Bugscope Team usually they are dead, but sometimes we freeze them. some insects can crossbreed, and that is what was expected to happen with the africanized honeybees
- Bugscope Team that is, some people expected that the super aggressive African honeybees would breed with normal bees, and the hybrids would not be as mean
- Teacher Thank-you so much, BugScope! Our class time is over, but we had a lot of fun!
Bugscope Team you can go to your member page at anytime http://bugscope.beckman.illinois.edu/members/2009-100/ to see your transcript and images from today
- Bugscope Team hi Julie!
- Student thank you!!!
- Teacher Hi Scot!
- Student Thank you!!!!!! : )
- Bugscope Team http://bugscope.beckman.illinois.edu/members/2009-100/
- Student this was fun!
- Student Fun! Thank You alot h!!!!!!!!!
- Bugscope Team that is your member page
- Student Thank you for answering are question!
- Bugscope Team yes this was really fun for us -- thank you for the great questions
- Teacher Great! We're excited to tell other classes about your program!
- Bugscope Team thank you for doing a great job controlling the microscope and asking us questions
- Bugscope Team See you next year?
- Teacher Definitely! And our 2nd grade class will be applying for a Spring session.
- Bugscope Team this was a very good session for us, with you doing such a good job controlling and asking questions
- Bugscope Team cool
- Bugscope Team Thank You!
- Teacher Thanks for doing such an awesome job with this program!
- Bugscope Team We appreciate it.
- Bugscope Team Hello CA Guest
- Bugscope Team Julie let us know via email if you want a small coated insect sent to your school.

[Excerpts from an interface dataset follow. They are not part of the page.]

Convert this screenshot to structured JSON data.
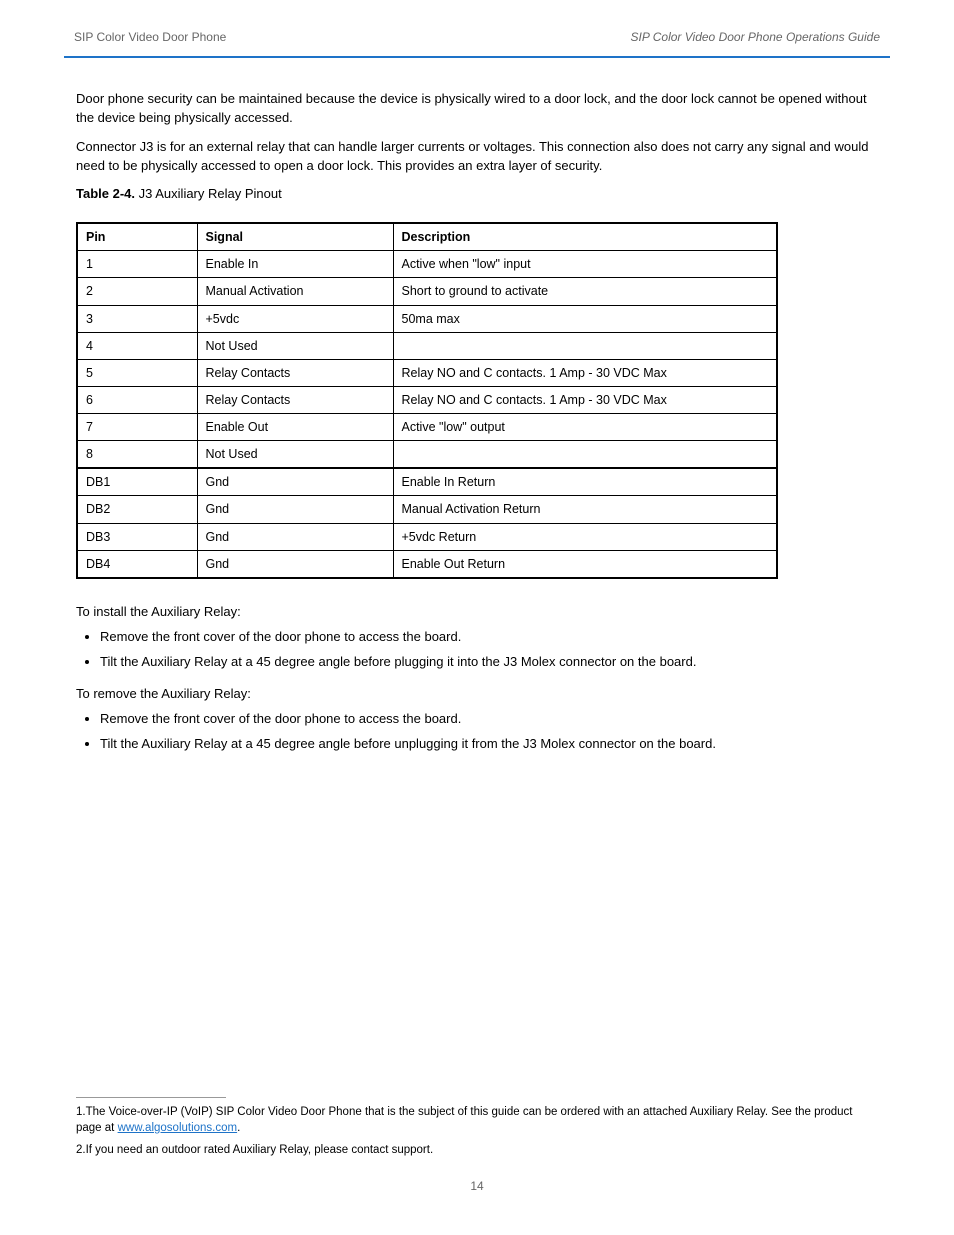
{
  "header": {
    "product": "SIP Color Video Door Phone",
    "chapter": "SIP Color Video Door Phone Operations Guide"
  },
  "intro": {
    "p1": "Door phone security can be maintained because the device is physically wired to a door lock, and the door lock cannot be opened without the device being physically accessed.",
    "p2": "Connector J3 is for an external relay that can handle larger currents or voltages. This connection also does not carry any signal and would need to be physically accessed to open a door lock. This provides an extra layer of security."
  },
  "table": {
    "caption_label": "Table 2-4.",
    "caption_text": "J3 Auxiliary Relay Pinout",
    "headers": [
      "Pin",
      "Signal",
      "Description"
    ],
    "rows": [
      [
        "1",
        "Enable In",
        "Active when \"low\" input"
      ],
      [
        "2",
        "Manual Activation",
        "Short to ground to activate"
      ],
      [
        "3",
        "+5vdc",
        "50ma max"
      ],
      [
        "4",
        "Not Used",
        ""
      ],
      [
        "5",
        "Relay Contacts",
        "Relay NO and C contacts. 1 Amp - 30 VDC Max"
      ],
      [
        "6",
        "Relay Contacts",
        "Relay NO and C contacts. 1 Amp - 30 VDC Max"
      ],
      [
        "7",
        "Enable Out",
        "Active \"low\" output"
      ],
      [
        "8",
        "Not Used",
        ""
      ],
      [
        "DB1",
        "Gnd",
        "Enable In Return"
      ],
      [
        "DB2",
        "Gnd",
        "Manual Activation Return"
      ],
      [
        "DB3",
        "Gnd",
        "+5vdc Return"
      ],
      [
        "DB4",
        "Gnd",
        "Enable Out Return"
      ]
    ],
    "heavy_before": [
      8,
      12
    ]
  },
  "instructions": {
    "install_lead": "To install the Auxiliary Relay:",
    "install_items": [
      "Remove the front cover of the door phone to access the board.",
      "Tilt the Auxiliary Relay at a 45 degree angle before plugging it into the J3 Molex connector on the board."
    ],
    "remove_lead": "To remove the Auxiliary Relay:",
    "remove_items": [
      "Remove the front cover of the door phone to access the board.",
      "Tilt the Auxiliary Relay at a 45 degree angle before unplugging it from the J3 Molex connector on the board."
    ]
  },
  "footnotes": {
    "f1_pre": "1.The Voice-over-IP (VoIP) SIP Color Video Door Phone that is the subject of this guide can be ordered with an attached Auxiliary Relay. See the product page at",
    "f1_link": "www.algosolutions.com",
    "f1_post": ".",
    "f2": "2.If you need an outdoor rated Auxiliary Relay, please contact support."
  },
  "footer": {
    "page": "14"
  }
}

- Teacher That would be awesome! They've all been talking about it already. I'll send you an e-mail.
- Bugscope Team cool, we can send a small one on a small stub
- Teacher That would be great. I'll send you our address in an e-mail if you don't have it from the application.
- Bugscope Team firstname.lastname@example.org
- Bugscope Team Julie Thank You!
- Teacher Great. Thanks again. I'll get in touch with you soon via e-mail!
- Bugscope Team good deal. Bye!
- Teacher Have a good day! Bye!
- Bugscope Team CA Guest be sure and let us know if you have questions or would like to run the microscope, briefly
- Bugscope Team I gave you control...
- Bugscope Team Okay... we are shutting down. Bye!